Single-serve mug cake. In a microwave-safe mug or dish, mix ¼ cup flour, 4 tablespoons sugar, 3 tablespoons milk, 3 tablespoons vegetable oil, 2 tablespoons cocoa powder, 1 egg, a drop of vanilla extract, and a dash of salt. Microwave on high until puffed, about 1.5 to 2 minutes. Serve warm so it’s gooey.

Edible bouquets. Give a plate of fresh veggies eye appeal by creating flower shapes with green or red bell peppers and celery. Slice the peppers into strips and place them in a circle as “petals.” Cut the celery into sticks for the stem. Place a small dish of dressing or dipping sauce in the center of the peppers to complete your “flower.” Or try your own veggie mix and design.

Upgraded PB&Js. Instead of the standard peanut butter and grape jelly on bread, skip the jelly and spread a thin layer of Neufchatel cheese and fresh blueberries over the peanut butter, or forgo the peanuts altogether and opt for sunflower or almond butter.

Snowman pancakes.
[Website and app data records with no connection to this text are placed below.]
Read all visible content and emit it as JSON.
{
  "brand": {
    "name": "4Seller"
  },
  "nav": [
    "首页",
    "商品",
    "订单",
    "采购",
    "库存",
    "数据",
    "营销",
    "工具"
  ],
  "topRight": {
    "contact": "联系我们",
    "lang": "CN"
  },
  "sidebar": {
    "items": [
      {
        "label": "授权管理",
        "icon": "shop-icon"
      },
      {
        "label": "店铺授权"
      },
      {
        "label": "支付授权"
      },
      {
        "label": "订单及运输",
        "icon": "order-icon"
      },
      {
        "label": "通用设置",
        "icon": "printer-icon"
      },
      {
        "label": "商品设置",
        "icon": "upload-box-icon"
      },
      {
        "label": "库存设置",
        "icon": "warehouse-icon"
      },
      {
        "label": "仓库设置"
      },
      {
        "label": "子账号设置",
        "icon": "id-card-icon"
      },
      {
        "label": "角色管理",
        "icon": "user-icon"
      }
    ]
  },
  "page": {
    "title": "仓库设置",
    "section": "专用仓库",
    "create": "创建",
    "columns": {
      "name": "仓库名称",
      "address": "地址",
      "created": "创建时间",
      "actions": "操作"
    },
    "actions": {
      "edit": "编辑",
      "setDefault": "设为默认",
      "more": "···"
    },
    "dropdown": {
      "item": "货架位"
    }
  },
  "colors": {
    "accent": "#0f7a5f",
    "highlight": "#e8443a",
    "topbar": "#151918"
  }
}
These will make your kids giggle, for sure. Pour pancake batter onto a preheated griddle in small, medium and large circles that overlap slightly, so the result looks like a snowman. Size it so you can flip it easily, and serve with fresh fruit for the eyes, nose, and mouth.

End the snackfest with laundry duty. Snow play can make for wet, sweaty gear. When they’re done eating, have the kids cart their messy snow pants and thermal underwear—and if they got snack stains on their shirts, those, too—to the laundry room. Launder it all with a detergent that's made to deliver a powerful clean for both colored and dark loads, pancake splotches included.